The government has vowed to make efforts to stamp out narcotic drugs, especially methamphetamine, within its four-year term as a new national agenda item.
It will also commit to a short-term goal to contain drugs as much as possible in the first year, and has invited the public to join the drugs suppression effort.
The government wants to break the circle of the narcotic drug problem, from smuggling to drug addiction and money laundering, said Prime Minister Srettha Thavisin yesterday, addressing a meeting of the government committee on drug suppression.
The PM is chairman of the committee, which includes some cabinet ministers, the chief of the Narcotics Control Board and the national police chief.
"A consensus has been reached among the 11 coalition parties as well as all other parties in the opposition that the need to tackle the drugs problem is high on the agenda," he said.
The priority now is the suppression of drug smuggling which is seen as a key measure for preventing drugs from reaching communities. The waiting time between drugs being seized in a crackdown and when they are destroyed also will have to be shortened, he said.
Shortening the process of seizing the assets of drug dealers is key to cut them and their network off from these resources, said Mr Srettha. "Let's make today the start of a new fight to stamp out drugs problems from society," he said.
Since assets confiscation is the worst fear of drug dealers, state agencies concerned are now asked to accelerate assets seizure efforts in every drug case.
Mr Srettha said he would follow up on progress of the work while ensuring good governance rules apply so state agencies and the public feel secure in joining the fight against drugs. "The problem must subside within a year while within the four-year term of this government, methamphetamines must be gone," he said.
After the meeting, Mr Srettha watched as narcotic drugs confiscated in more than 100 recent drug cases were destroyed at an incineration facility owned by Akkhie Prakarn Plc in Samut Prakan's Muang district.
The drugs included 12.52 tonnes of methamphetamine, 11.65 tonnes of crystal methamphetamine, 418 kilogrammes of heroin, 179kg of opium, 704kg of ketamine and 25.51 tonnes of other narcotic substances.
They were burnt at 800-1,200 degrees Celsius in a natural gas-powered incinerator equipped with environmentally friendly and pollution-controlling technology.
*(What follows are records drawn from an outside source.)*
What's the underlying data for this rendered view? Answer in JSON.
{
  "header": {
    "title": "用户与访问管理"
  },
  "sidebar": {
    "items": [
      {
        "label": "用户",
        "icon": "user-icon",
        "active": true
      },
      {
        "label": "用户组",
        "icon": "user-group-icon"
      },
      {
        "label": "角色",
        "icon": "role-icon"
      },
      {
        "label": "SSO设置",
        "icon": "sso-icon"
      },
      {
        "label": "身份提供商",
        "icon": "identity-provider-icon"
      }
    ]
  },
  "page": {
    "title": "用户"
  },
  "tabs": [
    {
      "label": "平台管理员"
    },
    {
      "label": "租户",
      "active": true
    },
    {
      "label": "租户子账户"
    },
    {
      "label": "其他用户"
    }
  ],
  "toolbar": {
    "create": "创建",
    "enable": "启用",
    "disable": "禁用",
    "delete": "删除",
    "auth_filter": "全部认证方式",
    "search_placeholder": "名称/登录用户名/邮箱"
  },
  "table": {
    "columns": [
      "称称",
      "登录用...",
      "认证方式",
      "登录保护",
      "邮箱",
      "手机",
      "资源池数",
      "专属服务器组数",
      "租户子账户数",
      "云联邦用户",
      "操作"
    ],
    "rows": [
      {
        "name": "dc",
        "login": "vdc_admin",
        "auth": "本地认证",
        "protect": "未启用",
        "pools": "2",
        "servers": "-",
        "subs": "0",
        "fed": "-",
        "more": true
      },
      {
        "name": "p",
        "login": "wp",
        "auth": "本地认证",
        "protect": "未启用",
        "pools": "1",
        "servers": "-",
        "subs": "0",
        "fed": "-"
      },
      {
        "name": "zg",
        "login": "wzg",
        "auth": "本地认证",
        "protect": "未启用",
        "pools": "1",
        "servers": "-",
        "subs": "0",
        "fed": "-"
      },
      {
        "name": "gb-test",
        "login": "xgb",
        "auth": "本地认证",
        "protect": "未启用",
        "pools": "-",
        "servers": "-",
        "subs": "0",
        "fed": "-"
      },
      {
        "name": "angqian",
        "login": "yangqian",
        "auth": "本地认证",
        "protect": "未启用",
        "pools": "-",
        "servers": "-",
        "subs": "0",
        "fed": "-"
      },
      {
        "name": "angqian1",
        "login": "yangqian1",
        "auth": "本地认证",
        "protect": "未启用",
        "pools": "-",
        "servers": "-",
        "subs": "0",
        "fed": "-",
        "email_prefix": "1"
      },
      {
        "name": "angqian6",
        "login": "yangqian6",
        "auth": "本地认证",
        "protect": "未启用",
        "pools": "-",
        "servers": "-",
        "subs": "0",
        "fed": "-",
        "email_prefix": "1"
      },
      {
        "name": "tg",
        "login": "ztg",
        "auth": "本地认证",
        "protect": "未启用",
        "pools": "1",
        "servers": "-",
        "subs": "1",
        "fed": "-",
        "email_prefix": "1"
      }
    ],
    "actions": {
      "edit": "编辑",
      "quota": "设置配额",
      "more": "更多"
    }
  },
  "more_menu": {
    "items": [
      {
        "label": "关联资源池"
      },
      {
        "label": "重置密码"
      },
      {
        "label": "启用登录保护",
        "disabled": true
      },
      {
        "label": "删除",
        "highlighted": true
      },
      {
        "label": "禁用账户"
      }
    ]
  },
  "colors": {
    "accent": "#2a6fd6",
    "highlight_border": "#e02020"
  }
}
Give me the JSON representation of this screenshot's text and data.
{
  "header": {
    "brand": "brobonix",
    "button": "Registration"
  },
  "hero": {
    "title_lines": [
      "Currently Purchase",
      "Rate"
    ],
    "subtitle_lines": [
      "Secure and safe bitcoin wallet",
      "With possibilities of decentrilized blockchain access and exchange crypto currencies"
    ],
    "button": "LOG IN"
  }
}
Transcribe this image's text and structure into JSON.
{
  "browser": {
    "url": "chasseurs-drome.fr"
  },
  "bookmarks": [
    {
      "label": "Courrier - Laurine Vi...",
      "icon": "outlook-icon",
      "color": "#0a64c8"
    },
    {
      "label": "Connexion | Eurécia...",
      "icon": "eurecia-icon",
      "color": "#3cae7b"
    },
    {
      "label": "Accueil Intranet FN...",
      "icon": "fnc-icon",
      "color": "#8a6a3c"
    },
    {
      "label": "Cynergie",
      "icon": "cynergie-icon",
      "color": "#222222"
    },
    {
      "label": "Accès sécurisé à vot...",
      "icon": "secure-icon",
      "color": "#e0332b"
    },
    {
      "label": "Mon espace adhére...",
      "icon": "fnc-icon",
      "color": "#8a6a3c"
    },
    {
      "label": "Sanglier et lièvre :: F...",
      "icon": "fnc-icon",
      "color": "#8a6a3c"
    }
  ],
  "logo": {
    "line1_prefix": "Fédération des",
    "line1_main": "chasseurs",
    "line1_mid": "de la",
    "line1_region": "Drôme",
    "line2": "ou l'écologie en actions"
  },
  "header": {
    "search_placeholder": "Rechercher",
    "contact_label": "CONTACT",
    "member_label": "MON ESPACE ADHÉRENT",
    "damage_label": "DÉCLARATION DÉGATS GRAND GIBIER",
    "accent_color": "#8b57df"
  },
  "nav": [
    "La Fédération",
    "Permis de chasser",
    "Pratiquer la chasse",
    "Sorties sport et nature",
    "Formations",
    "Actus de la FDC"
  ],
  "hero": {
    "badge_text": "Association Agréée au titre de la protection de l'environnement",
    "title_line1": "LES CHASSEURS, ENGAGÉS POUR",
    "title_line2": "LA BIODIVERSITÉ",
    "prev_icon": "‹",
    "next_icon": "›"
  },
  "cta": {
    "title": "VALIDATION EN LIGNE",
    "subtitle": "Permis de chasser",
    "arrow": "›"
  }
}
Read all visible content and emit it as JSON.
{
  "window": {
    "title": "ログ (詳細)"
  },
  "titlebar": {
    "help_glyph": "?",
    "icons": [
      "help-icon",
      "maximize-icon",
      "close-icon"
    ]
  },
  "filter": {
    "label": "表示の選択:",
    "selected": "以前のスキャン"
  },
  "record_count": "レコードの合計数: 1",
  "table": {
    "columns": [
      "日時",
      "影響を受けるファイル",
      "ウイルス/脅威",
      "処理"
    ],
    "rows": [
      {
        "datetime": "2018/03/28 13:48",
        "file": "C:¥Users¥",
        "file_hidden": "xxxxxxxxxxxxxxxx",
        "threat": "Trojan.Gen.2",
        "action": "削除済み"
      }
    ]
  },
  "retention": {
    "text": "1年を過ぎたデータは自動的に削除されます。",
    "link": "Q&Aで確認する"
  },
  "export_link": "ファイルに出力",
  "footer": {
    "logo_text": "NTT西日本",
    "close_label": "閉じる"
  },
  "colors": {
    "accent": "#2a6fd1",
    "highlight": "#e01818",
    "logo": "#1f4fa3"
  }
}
Wichai Chaimongkhon, secretary-general of the Office of the Narcotics Control Board (ONCB), said destruction of drugs seized in crackdowns can now be conducted much faster than in the past when seized drugs needed to wait until legal proceedings were done, which could take up to 10 years.
Recent updates on laws concerning the destruction of drugs seized in a drug case sooner also sped things up and eased the ONCB's burden in taking care of drugs awaiting destruction, he said.
In response to the PM's order to make the drugs fight a national agenda item, Interior Minister Anutin Charnvirakul said the ministry will accelerate the suppression of drug smuggling and trade at the provincial level and report directly back to the PM.
As for the time frame set, Mr Anutin said he has to admit that it is impossible to say exactly when this problem will be fixed. Imposing a strict deadline could result in setbacks, he said.
Pornpen Khongkachonkiet, a human rights defender and director of the Cross Cultural Foundation, said the government's anti-drug policy reminds her of the mass extrajudicial killings which took place during the Thaksin Shinawatra administration's war on drugs policy 20 years ago.
Initiated by Thaksin in 2003, the war on drugs sparked an uproar among rights activists after more than 2,500 suspects were allegedly killed during its implementation.
"The government's vow to completely eradicate narcotic drugs makes me feel concerned and fear that history will repeat itself," she said.